- Korsch, Marxism and Philosophy, 30–31; Korsch, Karl Marx, 122, 123.
- Korsch, Karl Marx, 7, 8, 11.
- Sheehan, 261; Leszek Kolakowski, Main Currents of Marxism, vol. 3 (New York: Oxford University Press, 1981), 322–323; Korsch, Karl Marx, 57.
- C. Wright Mills, The Marxists (New York: Dell Publishing Co., 1962), 102.
- Korsch, Karl Marx, 56; Korsch, Marxism and Philosophy, 35, 97.
- Sidney Hook, “The Scope of Marxian Theory,” in V. F. Calverton, ed., The Making of Society: An Outline of Sociology (New York: Random House, 1937), 852. This repeats themes to be found in Hook’s classic Towards the Understanding of Karl Marx (New York: John Day Co., 1933), in which he expresses his indebtedness to Korsch for confirmation of his own “hypothesis of the practical-historical axis of Marx’s thought” (xii). It is worth pondering that Hook found it impossible to sustain this orientation beyond the 1930s, as did Korsch.
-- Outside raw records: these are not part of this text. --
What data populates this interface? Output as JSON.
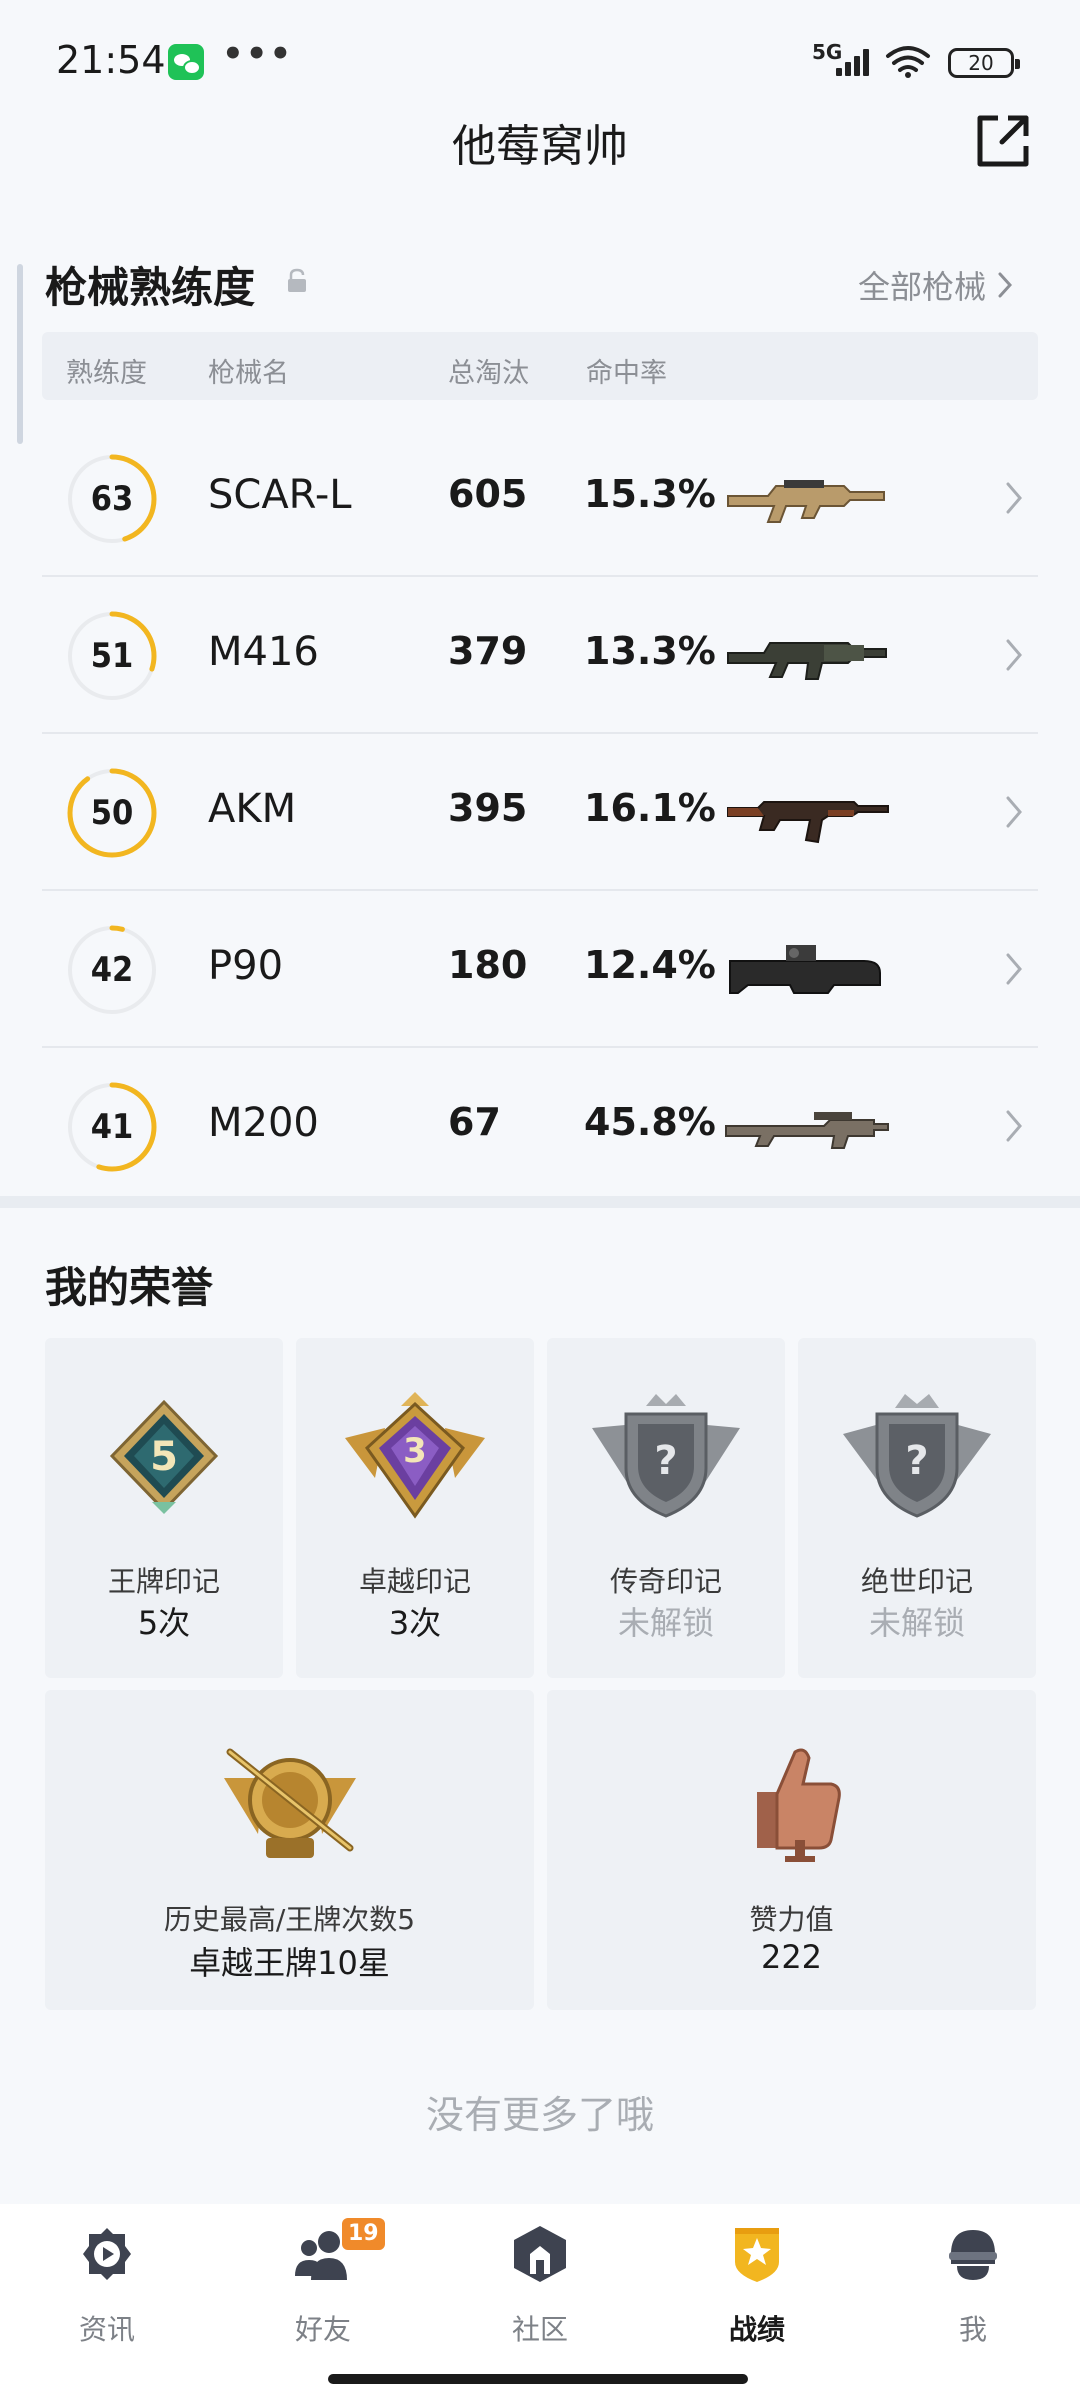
{
  "status_bar": {
    "time": "21:54",
    "dots": "•••",
    "network": "5G",
    "battery": "20",
    "icons": [
      "wechat-icon",
      "signal-icon",
      "wifi-icon",
      "battery-icon"
    ]
  },
  "header": {
    "title": "他莓窝帅",
    "share_icon": "share-external-icon"
  },
  "weapon_section": {
    "title": "枪械熟练度",
    "lock_icon": "lock-icon",
    "all_link": "全部枪械",
    "columns": [
      "熟练度",
      "枪械名",
      "总淘汰",
      "命中率"
    ],
    "rows": [
      {
        "level": "63",
        "name": "SCAR-L",
        "kills": "605",
        "rate": "15.3%",
        "progress": 0.45,
        "weapon": "scar-l"
      },
      {
        "level": "51",
        "name": "M416",
        "kills": "379",
        "rate": "13.3%",
        "progress": 0.3,
        "weapon": "m416"
      },
      {
        "level": "50",
        "name": "AKM",
        "kills": "395",
        "rate": "16.1%",
        "progress": 0.9,
        "weapon": "akm"
      },
      {
        "level": "42",
        "name": "P90",
        "kills": "180",
        "rate": "12.4%",
        "progress": 0.04,
        "weapon": "p90"
      },
      {
        "level": "41",
        "name": "M200",
        "kills": "67",
        "rate": "45.8%",
        "progress": 0.55,
        "weapon": "m200"
      }
    ]
  },
  "honors": {
    "title": "我的荣誉",
    "marks": [
      {
        "label": "王牌印记",
        "value": "5次",
        "locked": false,
        "badge": "ace-badge-5"
      },
      {
        "label": "卓越印记",
        "value": "3次",
        "locked": false,
        "badge": "excellent-badge-3"
      },
      {
        "label": "传奇印记",
        "value": "未解锁",
        "locked": true,
        "badge": "legend-badge-locked"
      },
      {
        "label": "绝世印记",
        "value": "未解锁",
        "locked": true,
        "badge": "peerless-badge-locked"
      }
    ],
    "highest": {
      "label": "历史最高/王牌次数5",
      "value": "卓越王牌10星"
    },
    "likes": {
      "label": "赞力值",
      "value": "222"
    }
  },
  "footer_text": "没有更多了哦",
  "bottom_nav": [
    {
      "label": "资讯",
      "icon": "news-icon",
      "active": false
    },
    {
      "label": "好友",
      "icon": "friends-icon",
      "active": false,
      "badge": "19"
    },
    {
      "label": "社区",
      "icon": "community-icon",
      "active": false
    },
    {
      "label": "战绩",
      "icon": "record-icon",
      "active": true
    },
    {
      "label": "我",
      "icon": "profile-icon",
      "active": false
    }
  ],
  "colors": {
    "accent": "#f2b620",
    "badge": "#f08a2a",
    "ring_track": "#e9ebee"
  }
}
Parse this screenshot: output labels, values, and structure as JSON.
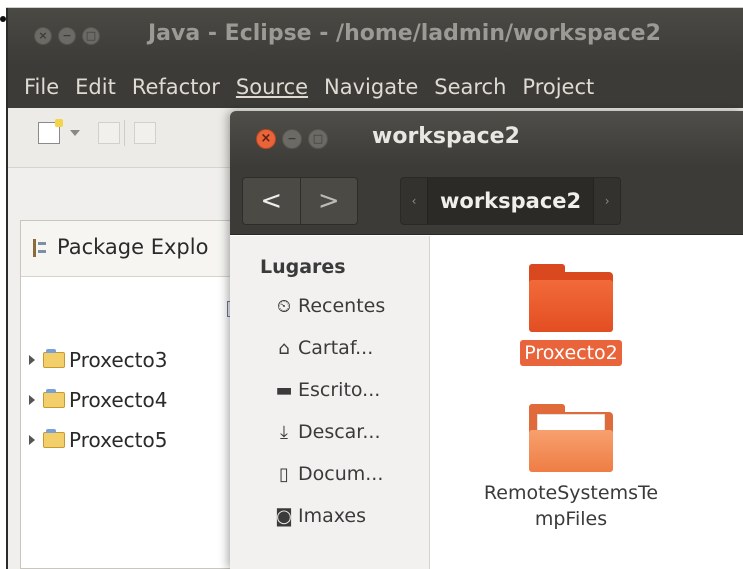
{
  "eclipse": {
    "title": "Java - Eclipse - /home/ladmin/workspace2",
    "menu": [
      "File",
      "Edit",
      "Refactor",
      "Source",
      "Navigate",
      "Search",
      "Project"
    ],
    "package_explorer": {
      "tab_label": "Package Explo",
      "projects": [
        "Proxecto3",
        "Proxecto4",
        "Proxecto5"
      ]
    }
  },
  "file_manager": {
    "title": "workspace2",
    "nav": {
      "back": "<",
      "forward": ">"
    },
    "breadcrumb": {
      "left_arrow": "‹",
      "segment": "workspace2",
      "right_arrow": "›"
    },
    "sidebar": {
      "heading": "Lugares",
      "items": [
        {
          "label": "Recentes",
          "icon": "clock-icon"
        },
        {
          "label": "Cartaf...",
          "icon": "home-icon"
        },
        {
          "label": "Escrito...",
          "icon": "desktop-folder-icon"
        },
        {
          "label": "Descar...",
          "icon": "download-icon"
        },
        {
          "label": "Docum...",
          "icon": "document-icon"
        },
        {
          "label": "Imaxes",
          "icon": "camera-icon"
        }
      ]
    },
    "items": [
      {
        "label": "Proxecto2",
        "selected": true
      },
      {
        "label_line1": "RemoteSystemsTe",
        "label_line2": "mpFiles",
        "selected": false
      }
    ]
  },
  "colors": {
    "accent": "#e9643a",
    "titlebar": "#3c3b37"
  }
}
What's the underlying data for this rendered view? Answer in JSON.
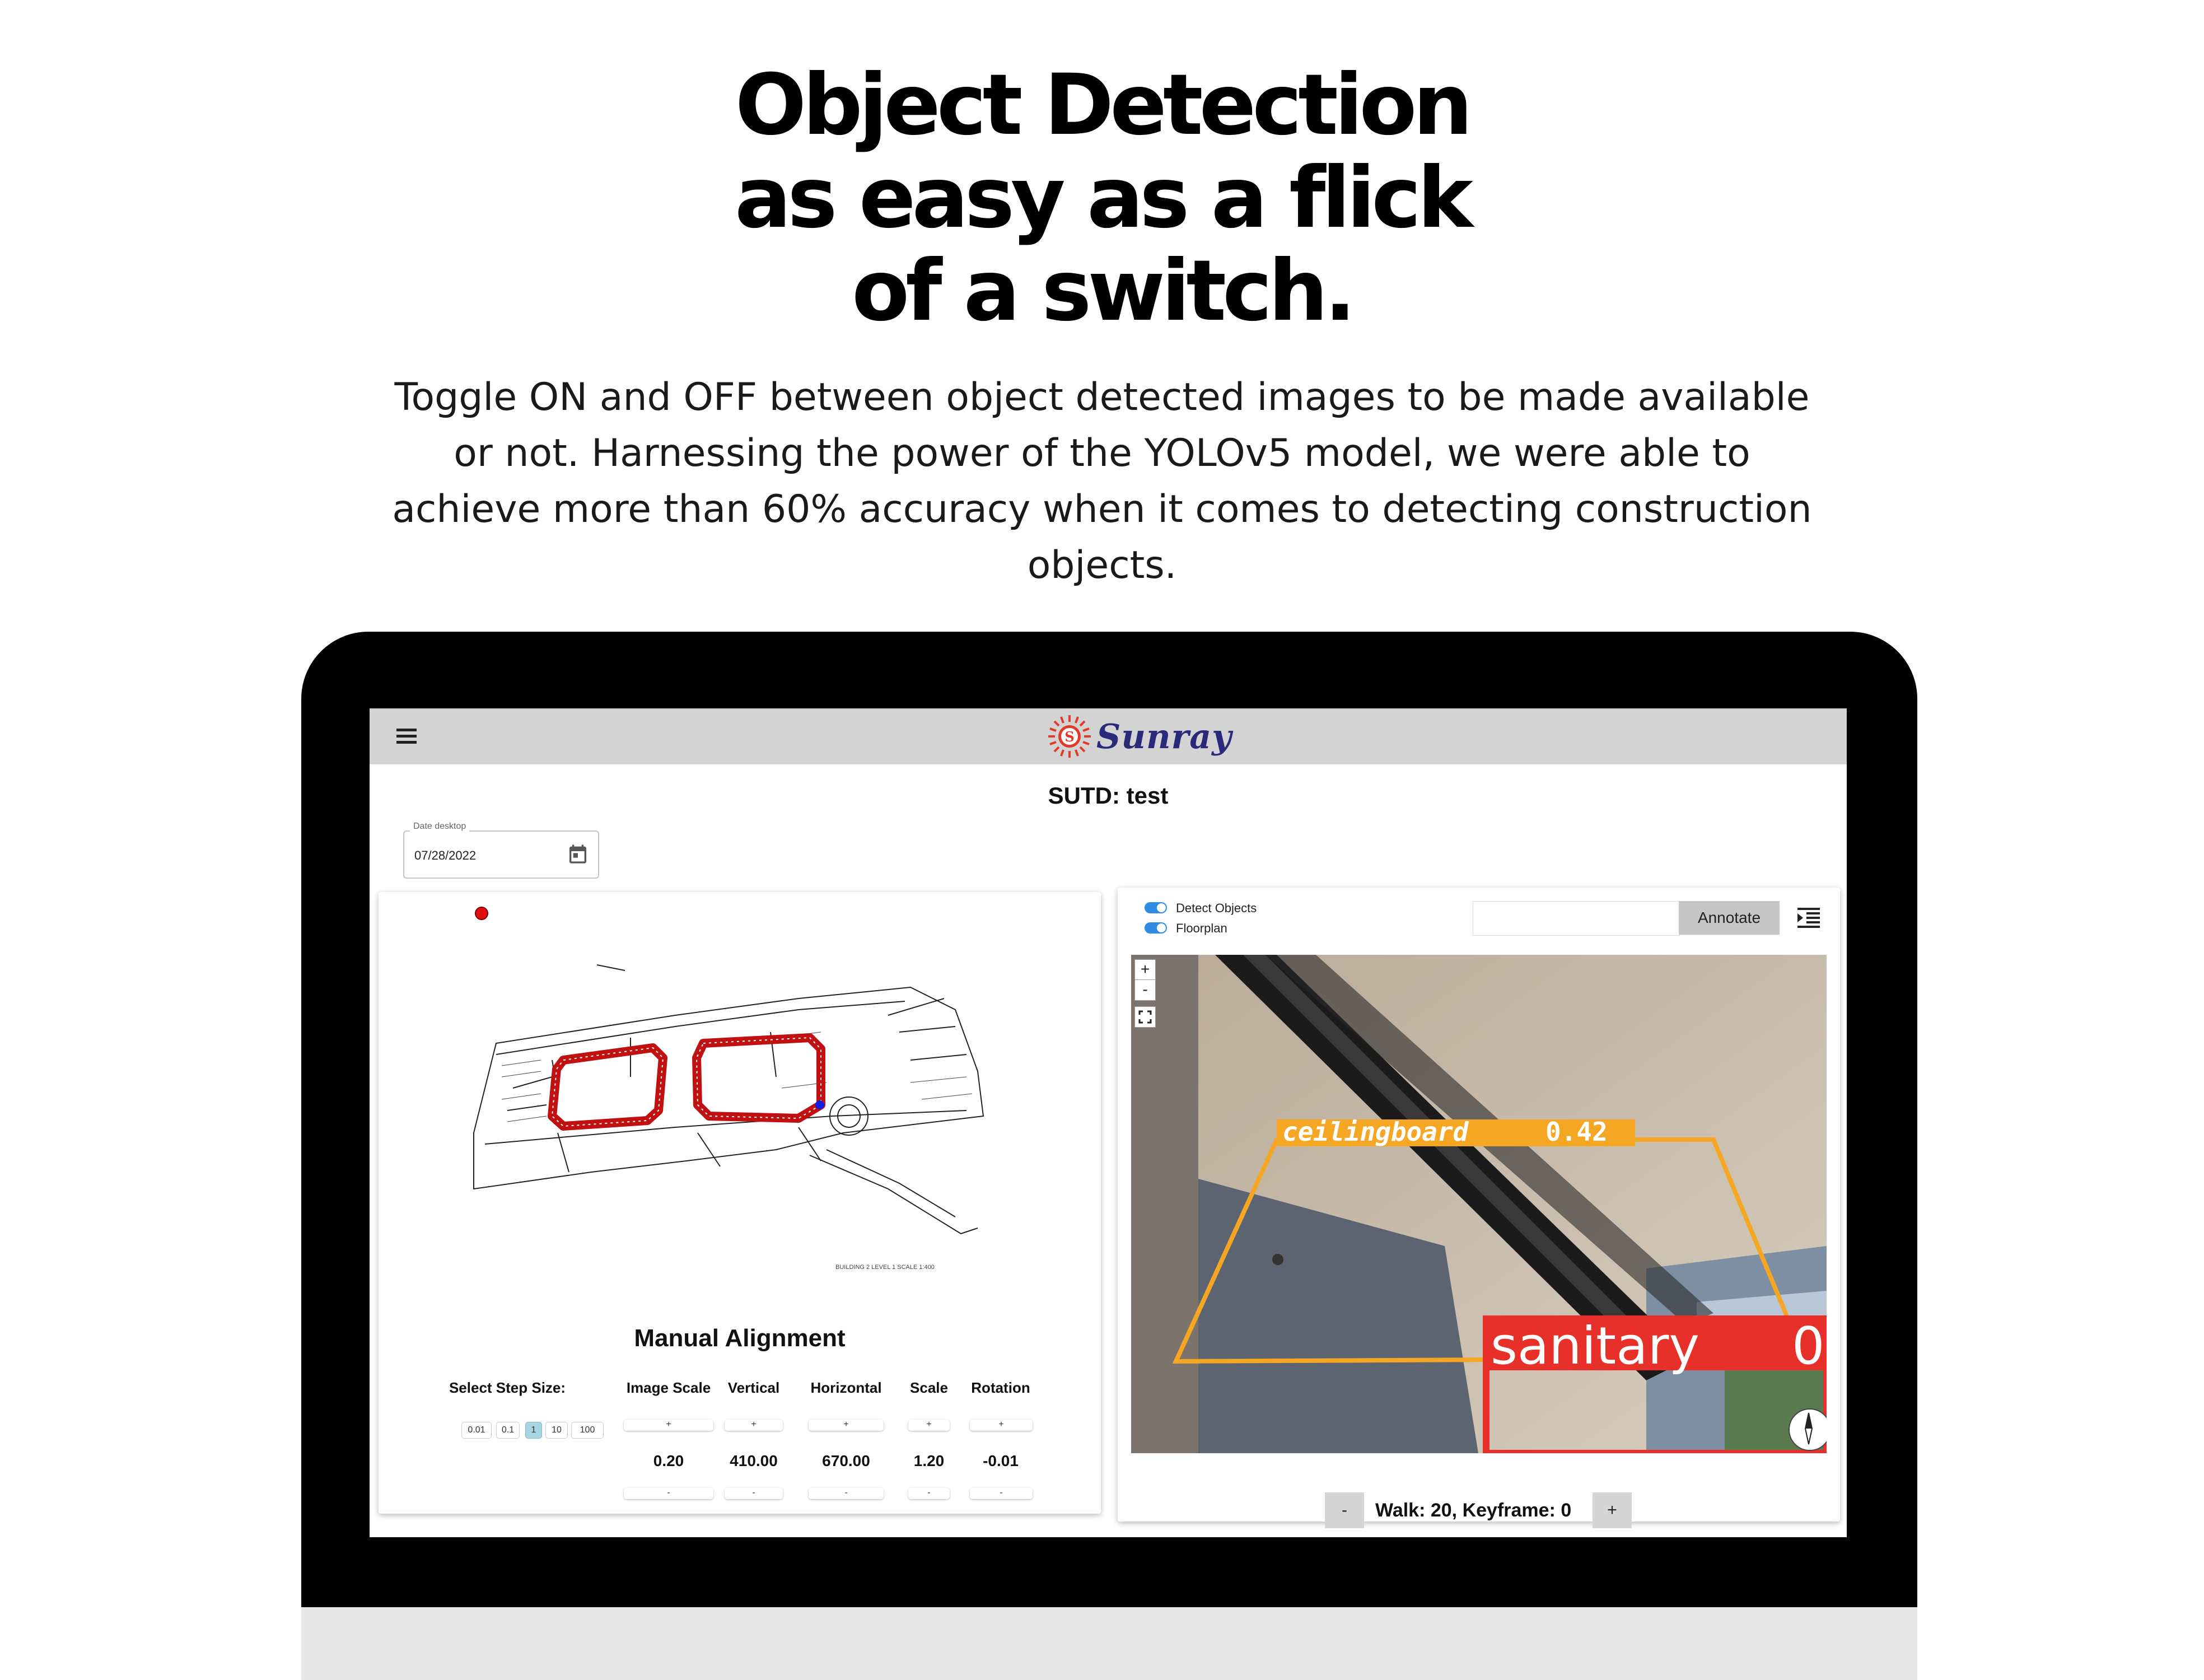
{
  "headline": {
    "line1": "Object Detection",
    "line2": "as easy as a flick",
    "line3": "of a switch."
  },
  "description": "Toggle ON and OFF between object detected images to be made available or not. Harnessing the power of the YOLOv5 model, we were able to achieve more than 60% accuracy when it comes to detecting construction objects.",
  "app": {
    "logo_text": "Sunray",
    "logo_badge": "S",
    "icons": {
      "menu": "menu-icon",
      "calendar": "calendar-icon",
      "list": "list-indent-icon",
      "fullscreen": "fullscreen-icon",
      "compass": "compass-icon",
      "logo": "sun-logo-icon"
    },
    "colors": {
      "appbar": "#d3d3d3",
      "toggle_on": "#2f8be6",
      "detect_box": "#f5a623",
      "sanitary_box": "#e8302a",
      "active_step": "#a9d4e6",
      "path_marker": "#cc1010"
    },
    "page_title": "SUTD: test",
    "date_field": {
      "label": "Date desktop",
      "value": "07/28/2022"
    },
    "floorplan": {
      "note": "BUILDING 2 LEVEL 1    SCALE 1:400"
    },
    "manual_alignment": {
      "title": "Manual Alignment",
      "step_label": "Select Step Size:",
      "step_sizes": [
        "0.01",
        "0.1",
        "1",
        "10",
        "100"
      ],
      "active_step": "1",
      "controls": [
        {
          "label": "Image Scale",
          "value": "0.20"
        },
        {
          "label": "Vertical",
          "value": "410.00"
        },
        {
          "label": "Horizontal",
          "value": "670.00"
        },
        {
          "label": "Scale",
          "value": "1.20"
        },
        {
          "label": "Rotation",
          "value": "-0.01"
        }
      ],
      "plus": "+",
      "minus": "-"
    },
    "toggles": [
      {
        "label": "Detect Objects",
        "on": true
      },
      {
        "label": "Floorplan",
        "on": true
      }
    ],
    "annotate": {
      "input_value": "",
      "button": "Annotate"
    },
    "viewer": {
      "zoom_in": "+",
      "zoom_out": "-",
      "detections": [
        {
          "label": "ceilingboard",
          "confidence": "0.42"
        },
        {
          "label": "sanitary",
          "confidence": "0"
        }
      ]
    },
    "walk": {
      "minus": "-",
      "label": "Walk: 20, Keyframe: 0",
      "plus": "+"
    }
  }
}
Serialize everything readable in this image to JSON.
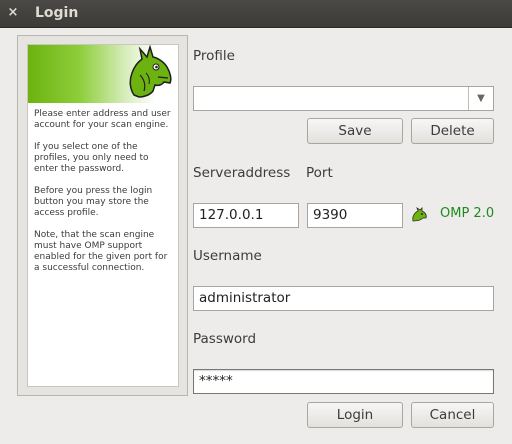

- Korsch, Karl Marx, 12, 28–29.
- Ibid., 32, 34, 37, 46, 54.
- Quoted in ibid., 136.
- Ibid., 156.
- Ibid, 90, 101.
- A discussion of the controversies around the transformation of values into prices can be found in Paul M. Sweezy, The Theory of Capitalist Development (New York: Monthly Review Press, 1968), 109–130.
- Korsch, Karl Marx, 109–110.
- Ibid., 104.
- Ibid., 105.